§ Work to complete
Report every line from the following entries that contains the string "screenshot".

§ Data to examine
# # # # #

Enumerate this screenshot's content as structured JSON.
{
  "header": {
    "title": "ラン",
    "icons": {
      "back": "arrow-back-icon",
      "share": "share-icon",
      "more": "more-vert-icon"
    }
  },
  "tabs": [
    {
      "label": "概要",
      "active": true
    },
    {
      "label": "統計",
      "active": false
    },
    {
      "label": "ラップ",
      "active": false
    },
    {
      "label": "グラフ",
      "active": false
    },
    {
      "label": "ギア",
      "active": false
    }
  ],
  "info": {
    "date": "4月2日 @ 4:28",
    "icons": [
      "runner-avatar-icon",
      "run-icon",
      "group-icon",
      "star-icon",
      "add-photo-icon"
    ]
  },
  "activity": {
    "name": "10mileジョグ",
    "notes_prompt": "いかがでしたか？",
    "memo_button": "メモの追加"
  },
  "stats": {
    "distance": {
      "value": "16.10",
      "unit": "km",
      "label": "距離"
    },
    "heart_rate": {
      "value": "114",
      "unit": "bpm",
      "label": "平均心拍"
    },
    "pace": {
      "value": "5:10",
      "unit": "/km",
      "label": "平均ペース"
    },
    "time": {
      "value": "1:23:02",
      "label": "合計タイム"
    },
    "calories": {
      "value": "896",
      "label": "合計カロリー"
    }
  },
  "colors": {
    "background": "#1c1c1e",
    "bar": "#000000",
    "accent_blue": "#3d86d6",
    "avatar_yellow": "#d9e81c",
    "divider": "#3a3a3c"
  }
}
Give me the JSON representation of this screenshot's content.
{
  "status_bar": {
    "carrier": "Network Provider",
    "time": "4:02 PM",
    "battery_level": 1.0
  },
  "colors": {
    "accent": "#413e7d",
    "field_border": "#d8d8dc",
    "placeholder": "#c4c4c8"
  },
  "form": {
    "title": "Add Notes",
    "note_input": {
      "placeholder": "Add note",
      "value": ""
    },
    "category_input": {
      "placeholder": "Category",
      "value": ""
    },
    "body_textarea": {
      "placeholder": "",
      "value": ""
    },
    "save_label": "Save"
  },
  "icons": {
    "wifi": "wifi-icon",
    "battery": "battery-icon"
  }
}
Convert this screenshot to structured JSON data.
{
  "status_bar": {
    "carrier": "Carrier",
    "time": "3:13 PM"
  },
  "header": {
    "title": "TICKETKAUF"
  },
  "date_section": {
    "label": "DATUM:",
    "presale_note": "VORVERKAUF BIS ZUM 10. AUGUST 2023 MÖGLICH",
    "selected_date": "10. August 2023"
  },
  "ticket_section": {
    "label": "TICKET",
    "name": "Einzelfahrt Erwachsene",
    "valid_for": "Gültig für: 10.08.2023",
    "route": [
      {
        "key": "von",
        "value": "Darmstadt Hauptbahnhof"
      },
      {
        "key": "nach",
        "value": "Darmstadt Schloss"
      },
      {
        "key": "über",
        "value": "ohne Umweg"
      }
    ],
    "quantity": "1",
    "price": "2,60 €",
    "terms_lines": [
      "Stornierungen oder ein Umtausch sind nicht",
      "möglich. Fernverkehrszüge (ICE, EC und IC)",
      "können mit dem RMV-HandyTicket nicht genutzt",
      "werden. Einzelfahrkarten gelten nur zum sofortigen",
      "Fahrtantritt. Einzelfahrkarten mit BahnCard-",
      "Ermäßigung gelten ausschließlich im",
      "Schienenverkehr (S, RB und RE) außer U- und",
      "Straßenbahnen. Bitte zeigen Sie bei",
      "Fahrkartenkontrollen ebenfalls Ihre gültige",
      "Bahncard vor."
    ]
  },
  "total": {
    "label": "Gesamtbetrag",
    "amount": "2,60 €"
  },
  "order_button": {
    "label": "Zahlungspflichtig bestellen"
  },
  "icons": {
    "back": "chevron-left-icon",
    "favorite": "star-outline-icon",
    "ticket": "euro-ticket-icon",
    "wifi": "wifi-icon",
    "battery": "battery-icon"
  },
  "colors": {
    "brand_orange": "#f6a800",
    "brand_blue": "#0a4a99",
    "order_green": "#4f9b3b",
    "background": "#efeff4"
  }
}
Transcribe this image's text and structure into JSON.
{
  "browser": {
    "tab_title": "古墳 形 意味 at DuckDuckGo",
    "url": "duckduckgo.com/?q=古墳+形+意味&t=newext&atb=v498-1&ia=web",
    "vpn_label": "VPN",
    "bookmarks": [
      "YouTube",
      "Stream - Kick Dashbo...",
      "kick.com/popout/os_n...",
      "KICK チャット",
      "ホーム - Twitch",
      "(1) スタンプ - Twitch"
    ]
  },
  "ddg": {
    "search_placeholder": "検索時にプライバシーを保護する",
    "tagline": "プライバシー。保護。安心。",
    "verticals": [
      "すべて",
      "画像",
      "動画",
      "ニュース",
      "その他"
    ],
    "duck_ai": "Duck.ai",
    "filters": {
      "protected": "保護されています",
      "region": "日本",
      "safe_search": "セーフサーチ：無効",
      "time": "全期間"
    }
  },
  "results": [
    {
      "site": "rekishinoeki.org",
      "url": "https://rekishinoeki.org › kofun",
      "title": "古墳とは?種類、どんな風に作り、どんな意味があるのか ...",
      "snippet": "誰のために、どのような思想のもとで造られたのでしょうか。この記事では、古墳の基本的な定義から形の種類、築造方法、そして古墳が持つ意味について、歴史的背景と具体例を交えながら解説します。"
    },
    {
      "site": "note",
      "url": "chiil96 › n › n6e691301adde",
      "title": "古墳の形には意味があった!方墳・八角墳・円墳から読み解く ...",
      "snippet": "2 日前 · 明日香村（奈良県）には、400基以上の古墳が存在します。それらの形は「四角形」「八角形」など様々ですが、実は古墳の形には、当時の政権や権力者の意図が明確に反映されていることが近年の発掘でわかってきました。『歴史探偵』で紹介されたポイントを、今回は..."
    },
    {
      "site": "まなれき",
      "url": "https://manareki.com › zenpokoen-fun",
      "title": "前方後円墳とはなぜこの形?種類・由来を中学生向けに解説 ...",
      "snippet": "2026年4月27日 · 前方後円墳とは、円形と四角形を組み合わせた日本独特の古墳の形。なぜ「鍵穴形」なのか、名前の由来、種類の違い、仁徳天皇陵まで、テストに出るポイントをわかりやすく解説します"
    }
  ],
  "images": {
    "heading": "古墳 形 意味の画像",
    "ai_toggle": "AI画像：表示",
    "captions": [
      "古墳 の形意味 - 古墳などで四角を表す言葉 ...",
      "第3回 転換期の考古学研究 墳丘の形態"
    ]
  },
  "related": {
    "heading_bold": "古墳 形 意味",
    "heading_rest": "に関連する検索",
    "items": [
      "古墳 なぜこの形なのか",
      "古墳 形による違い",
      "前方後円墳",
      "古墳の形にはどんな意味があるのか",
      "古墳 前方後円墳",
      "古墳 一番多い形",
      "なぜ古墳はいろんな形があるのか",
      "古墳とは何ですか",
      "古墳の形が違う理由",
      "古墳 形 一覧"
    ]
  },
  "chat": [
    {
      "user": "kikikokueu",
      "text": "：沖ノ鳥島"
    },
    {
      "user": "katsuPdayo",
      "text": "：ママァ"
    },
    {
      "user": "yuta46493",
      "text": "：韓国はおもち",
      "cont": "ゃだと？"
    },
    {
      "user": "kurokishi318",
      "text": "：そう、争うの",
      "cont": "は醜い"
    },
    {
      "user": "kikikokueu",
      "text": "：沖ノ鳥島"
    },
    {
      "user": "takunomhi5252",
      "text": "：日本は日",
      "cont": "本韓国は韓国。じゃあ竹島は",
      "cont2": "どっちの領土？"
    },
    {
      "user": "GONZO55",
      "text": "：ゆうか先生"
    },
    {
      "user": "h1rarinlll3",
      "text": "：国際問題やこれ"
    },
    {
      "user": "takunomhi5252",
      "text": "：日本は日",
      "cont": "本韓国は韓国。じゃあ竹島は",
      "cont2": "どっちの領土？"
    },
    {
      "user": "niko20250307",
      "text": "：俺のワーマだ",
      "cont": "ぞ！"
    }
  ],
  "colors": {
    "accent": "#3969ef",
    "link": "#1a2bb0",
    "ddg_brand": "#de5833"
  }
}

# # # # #

§ Your response
Enumerate this screenshot's content as structured JSON.
Give me the JSON representation of this screenshot's content.
Convert this screenshot to structured JSON data.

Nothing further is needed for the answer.